The ACT English test will test your ability to identify clear, concise sentences. This won’t be as easy as it sounds, as you’ll need to know rules about using the passive voice, proper noun, pronoun, and adverb agreement, among other writing conventions. Since there’s so many rules for writing, proper test prep is necessary to answer clarity questions on the ACT. Remember to use these strategies when answering clarity questions:

  • Read the entire passage.

    It’s important that you know the passage’s purpose, or main point. Sometimes the test-makers include a well-constructed sentence that makes little sense when inserted into the passage.

  • Avoid the passive voice.

    The passive voice (“was going to” and “were traveling to” are two examples) isn’t as clear as the active voice (“went to” and “traveled to”). Whenever you see the passive voice in an underlined sentence or phrase, see if there’s a better answer choice using the active voice.

  • Noun placement at the beginning of the sentence.

    More than likely, a good sentence will have a noun very close to, if not at the beginning of, the sentence. If an answer choice has a noun near the beginning of the sentence, check to see if the rest of it makes sense.

  • Use process of elimination.

    Sometimes none of the answer choices look especially appealing. By using process of elimination, instead of random guessing, you should be able to narrow it down to the two you think are most correct. This will improve your chance at getting the question right.

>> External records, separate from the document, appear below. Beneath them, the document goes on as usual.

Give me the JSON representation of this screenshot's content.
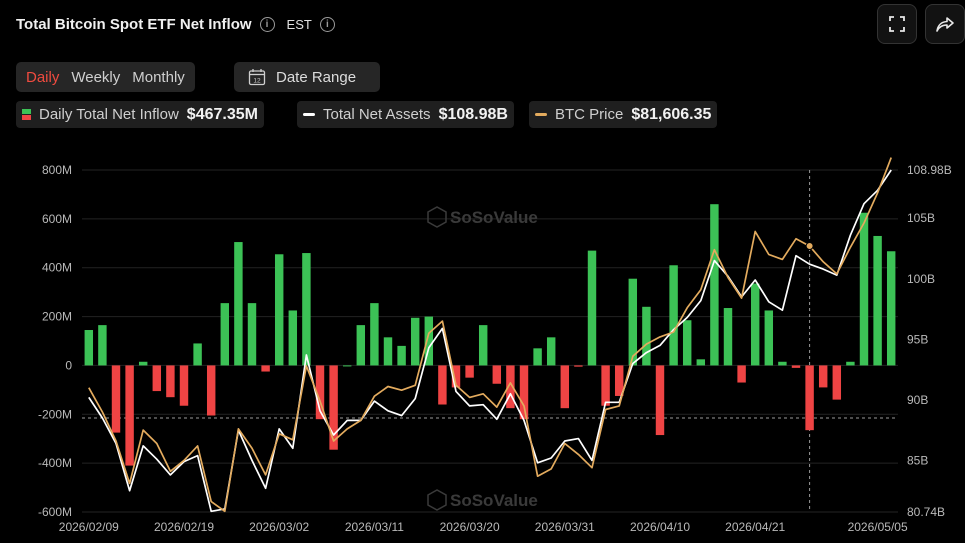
{
  "header": {
    "title": "Total Bitcoin Spot ETF Net Inflow",
    "timezone": "EST"
  },
  "toolbar": {
    "fullscreen_icon": "fullscreen-icon",
    "share_icon": "share-icon"
  },
  "range_tabs": [
    {
      "label": "Daily",
      "active": true
    },
    {
      "label": "Weekly",
      "active": false
    },
    {
      "label": "Monthly",
      "active": false
    }
  ],
  "date_range": {
    "label": "Date Range",
    "icon": "calendar-icon",
    "icon_text": "12"
  },
  "legend": [
    {
      "label": "Daily Total Net Inflow",
      "value": "$467.35M",
      "kind": "bar"
    },
    {
      "label": "Total Net Assets",
      "value": "$108.98B",
      "kind": "line",
      "color": "#ffffff"
    },
    {
      "label": "BTC Price",
      "value": "$81,606.35",
      "kind": "line",
      "color": "#e3ab5e"
    }
  ],
  "watermark": "SoSoValue",
  "colors": {
    "positive": "#3cc256",
    "negative": "#ef4444",
    "assets_line": "#ffffff",
    "price_line": "#e3ab5e"
  },
  "chart_data": {
    "type": "bar",
    "title": "Total Bitcoin Spot ETF Net Inflow",
    "y_left": {
      "range": [
        -600,
        800
      ],
      "unit": "M",
      "ticks": [
        "800M",
        "600M",
        "400M",
        "200M",
        "0",
        "-200M",
        "-400M",
        "-600M"
      ],
      "tick_values": [
        800,
        600,
        400,
        200,
        0,
        -200,
        -400,
        -600
      ]
    },
    "y_right": {
      "range": [
        80.74,
        108.98
      ],
      "ticks": [
        "108.98B",
        "105B",
        "100B",
        "95B",
        "90B",
        "85B",
        "80.74B"
      ],
      "tick_values": [
        108.98,
        105,
        100,
        95,
        90,
        85,
        80.74
      ]
    },
    "x_tick_labels": [
      {
        "label": "2026/02/09",
        "index": 0
      },
      {
        "label": "2026/02/19",
        "index": 7
      },
      {
        "label": "2026/03/02",
        "index": 14
      },
      {
        "label": "2026/03/11",
        "index": 21
      },
      {
        "label": "2026/03/20",
        "index": 28
      },
      {
        "label": "2026/03/31",
        "index": 35
      },
      {
        "label": "2026/04/10",
        "index": 42
      },
      {
        "label": "2026/04/21",
        "index": 49
      },
      {
        "label": "2026/05/05",
        "index": 58
      }
    ],
    "reference_line_value": -215,
    "crosshair_index": 53,
    "series": [
      {
        "name": "Daily Total Net Inflow",
        "type": "bar",
        "values": [
          145,
          165,
          -275,
          -410,
          15,
          -105,
          -130,
          -165,
          90,
          -205,
          255,
          505,
          255,
          -25,
          455,
          225,
          460,
          -220,
          -345,
          0,
          165,
          255,
          115,
          80,
          195,
          200,
          -160,
          -90,
          -50,
          165,
          -75,
          -175,
          -220,
          70,
          115,
          -175,
          -5,
          470,
          -165,
          -125,
          355,
          240,
          -285,
          410,
          185,
          25,
          660,
          235,
          -70,
          335,
          225,
          15,
          -10,
          -265,
          -90,
          -140,
          15,
          625,
          530,
          467.35
        ]
      },
      {
        "name": "Total Net Assets",
        "type": "line",
        "values": [
          90.2,
          88.5,
          86.4,
          82.5,
          86.2,
          85.1,
          83.8,
          84.9,
          85.4,
          80.8,
          81.0,
          87.5,
          85.0,
          82.7,
          87.6,
          86.0,
          93.7,
          89.1,
          87.1,
          88.3,
          88.3,
          89.9,
          89.1,
          88.7,
          90.1,
          94.3,
          95.9,
          90.7,
          89.5,
          89.6,
          88.4,
          90.5,
          88.3,
          84.8,
          85.2,
          86.6,
          86.8,
          85.0,
          89.8,
          89.8,
          93.0,
          93.9,
          94.5,
          95.8,
          96.8,
          98.2,
          101.5,
          100.2,
          98.5,
          99.9,
          98.1,
          97.4,
          101.9,
          101.2,
          100.8,
          100.3,
          103.6,
          106.2,
          107.3,
          108.98
        ]
      },
      {
        "name": "BTC Price",
        "type": "line",
        "values": [
          91.0,
          89.0,
          86.6,
          83.1,
          87.5,
          86.4,
          84.1,
          85.0,
          86.2,
          81.6,
          80.8,
          87.6,
          86.0,
          83.8,
          87.2,
          86.7,
          92.8,
          89.9,
          86.6,
          87.6,
          88.3,
          90.3,
          91.1,
          90.8,
          91.2,
          95.5,
          96.5,
          91.2,
          90.2,
          90.5,
          89.4,
          91.4,
          89.5,
          83.7,
          84.3,
          86.4,
          85.5,
          84.4,
          89.2,
          89.5,
          93.6,
          94.6,
          95.2,
          95.6,
          97.6,
          99.1,
          102.4,
          100.1,
          98.4,
          103.9,
          102.0,
          101.6,
          103.3,
          102.7,
          101.4,
          100.4,
          102.6,
          104.6,
          107.1,
          110.0
        ]
      }
    ]
  }
}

Clarity Practice Question

Grandeur and simple emotional appeal were already known to be the keys to the people’s musical appreciation by Alexus. Unfortunately, he was university trained, and copied the academic model instead.  In the universities and cloisters, young novices’ first forays at composition evoke disinterest from stodgy monks who redirect them toward more complex and confusing music.  Monks supply detailed theories, and novices are rewarded for improving his or her academic training, Alexus developed an understanding of how novice monks learn music in monasteries. His program was overlooked completely by the illiterate churchgoing peasants.
What change should be made to the underlined sentence?

  2. As Alexus already knew, that grandeur and simple emotional appeal are the keys to the people’s musical appreciation.
  3. Alexus already knew that grandeur and simple emotional appeal were the keys to the people’s musical appreciation.
  4. The keys to the people’s musical appreciation, Alexus already knew that they were grandeur and simple emotional appeal.


The original sentence is convoluted and confusing. It uses the passive voice (“Were already known to be”) and puts the noun (Alexus) at the end of the sentence. Unless there are no better choices, we should eliminate this one. B isn’t much better than the original sentence, for the pronoun “that” is in a location where it’s difficult to know what “that” is referring to. We should eliminate it from our possible answer choices. If we move on to C, we get a reasonably good sentence. The noun (Alexus) is at the beginning of the sentence and the first verb (knew) is active. We should keep this and check the last choice. In D, we have a dangling modifier—no subject in a clause (“The keys to…appreciation”). For this simple reason, D cannot be the choice, leaving us with the correct answer—C!